(Dataset rows for apps and sites)

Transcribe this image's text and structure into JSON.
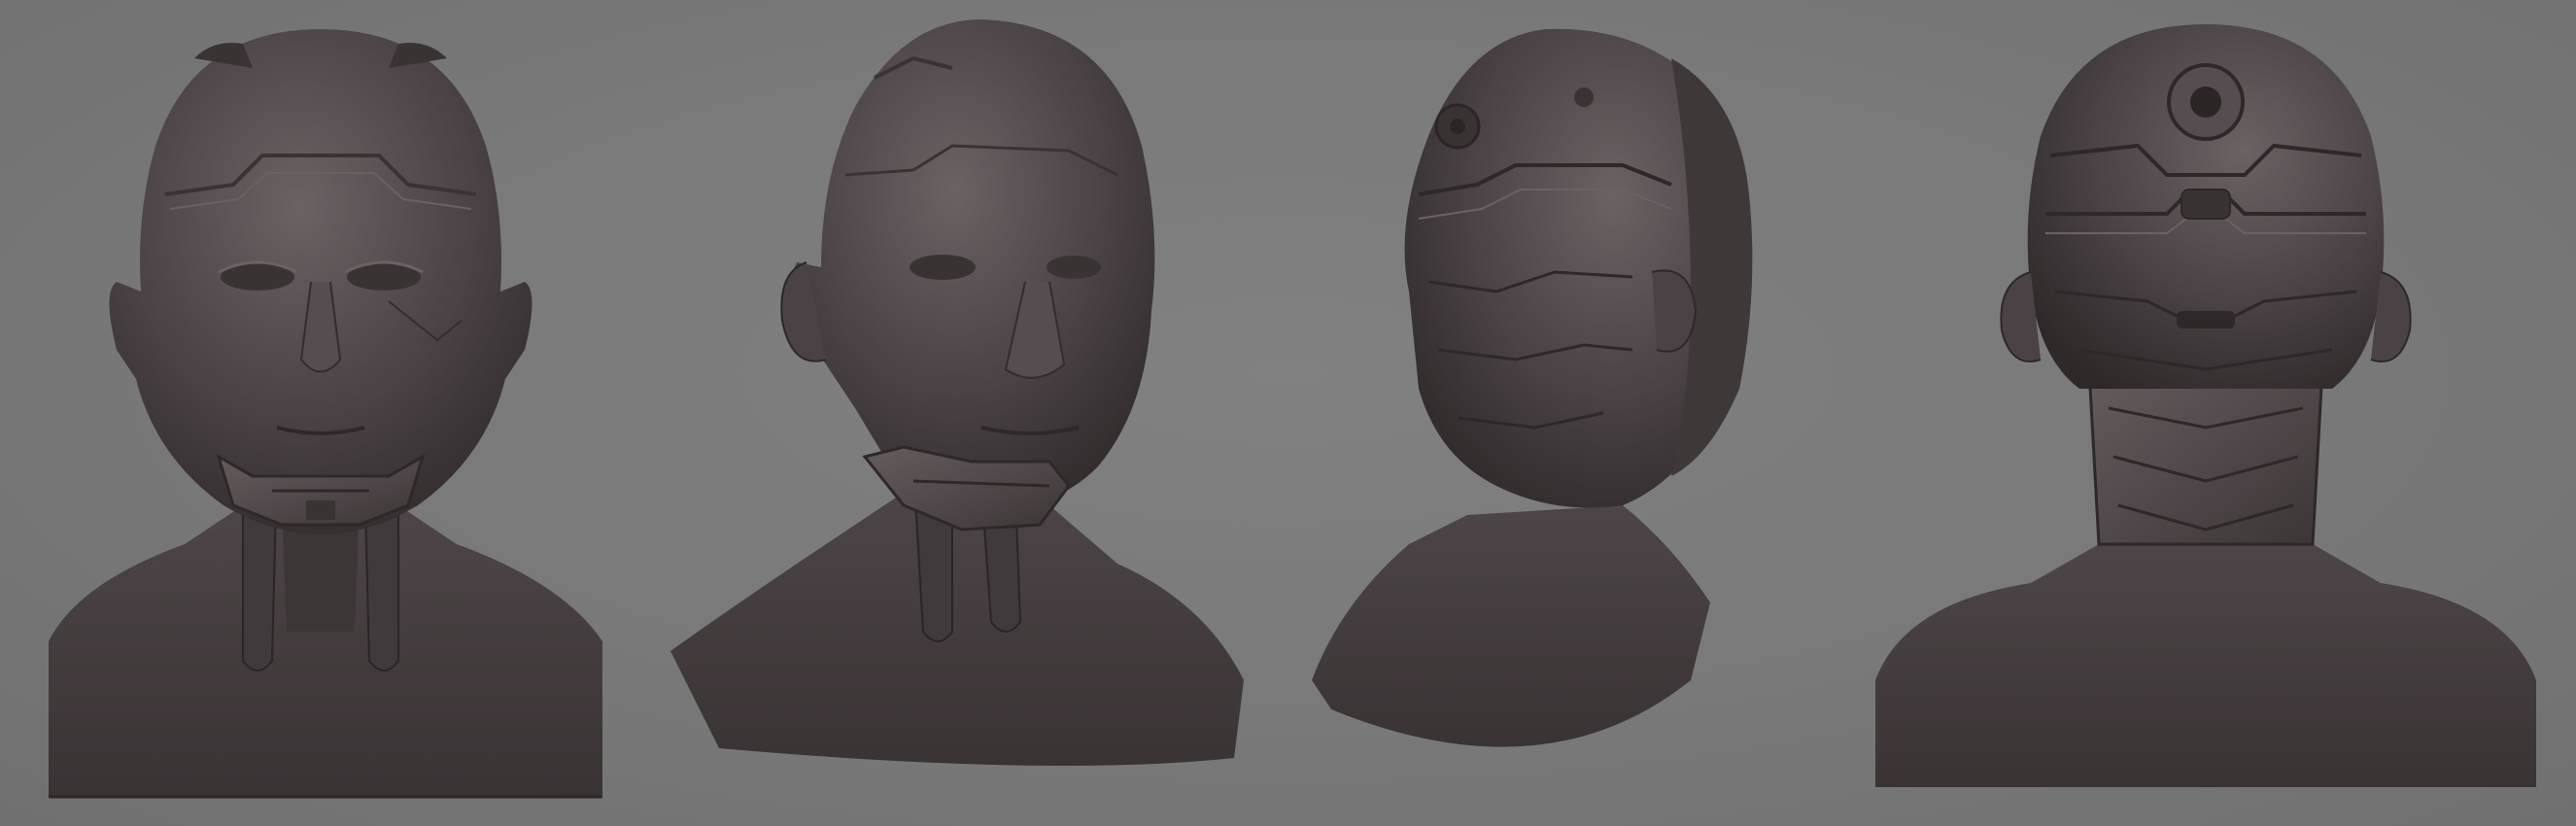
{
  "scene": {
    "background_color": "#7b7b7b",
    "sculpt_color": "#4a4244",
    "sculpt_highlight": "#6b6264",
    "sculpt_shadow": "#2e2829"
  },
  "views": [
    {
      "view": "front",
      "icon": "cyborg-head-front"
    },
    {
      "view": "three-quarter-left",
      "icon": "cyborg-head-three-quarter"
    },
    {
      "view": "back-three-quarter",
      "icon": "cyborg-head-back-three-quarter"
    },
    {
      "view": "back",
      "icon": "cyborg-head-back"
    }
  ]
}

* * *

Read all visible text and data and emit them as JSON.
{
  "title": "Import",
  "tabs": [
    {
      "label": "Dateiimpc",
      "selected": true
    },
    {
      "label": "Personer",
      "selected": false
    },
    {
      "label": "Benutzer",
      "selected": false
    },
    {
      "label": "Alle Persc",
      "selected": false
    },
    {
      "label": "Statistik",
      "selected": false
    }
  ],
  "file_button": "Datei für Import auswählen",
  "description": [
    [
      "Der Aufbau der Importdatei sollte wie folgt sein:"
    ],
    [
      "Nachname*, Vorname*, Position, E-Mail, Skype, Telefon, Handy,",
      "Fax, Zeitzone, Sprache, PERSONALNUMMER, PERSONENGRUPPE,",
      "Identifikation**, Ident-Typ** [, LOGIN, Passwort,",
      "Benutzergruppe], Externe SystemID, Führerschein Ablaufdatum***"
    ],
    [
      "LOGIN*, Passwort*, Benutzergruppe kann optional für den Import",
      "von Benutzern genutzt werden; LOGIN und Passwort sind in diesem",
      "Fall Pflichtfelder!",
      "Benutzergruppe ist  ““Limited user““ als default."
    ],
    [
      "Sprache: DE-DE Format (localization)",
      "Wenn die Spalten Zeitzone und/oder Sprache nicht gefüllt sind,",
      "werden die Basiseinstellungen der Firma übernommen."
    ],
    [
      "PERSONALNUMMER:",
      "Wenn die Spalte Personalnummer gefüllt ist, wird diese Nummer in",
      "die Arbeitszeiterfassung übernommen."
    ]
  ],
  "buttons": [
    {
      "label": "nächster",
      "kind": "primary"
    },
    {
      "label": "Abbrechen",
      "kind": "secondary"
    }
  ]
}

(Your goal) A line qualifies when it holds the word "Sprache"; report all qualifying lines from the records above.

(Task solution)
      "Fax, Zeitzone, Sprache, PERSONALNUMMER, PERSONENGRUPPE,",
      "Sprache: DE-DE Format (localization)",
      "Wenn die Spalten Zeitzone und/oder Sprache nicht gefüllt sind,",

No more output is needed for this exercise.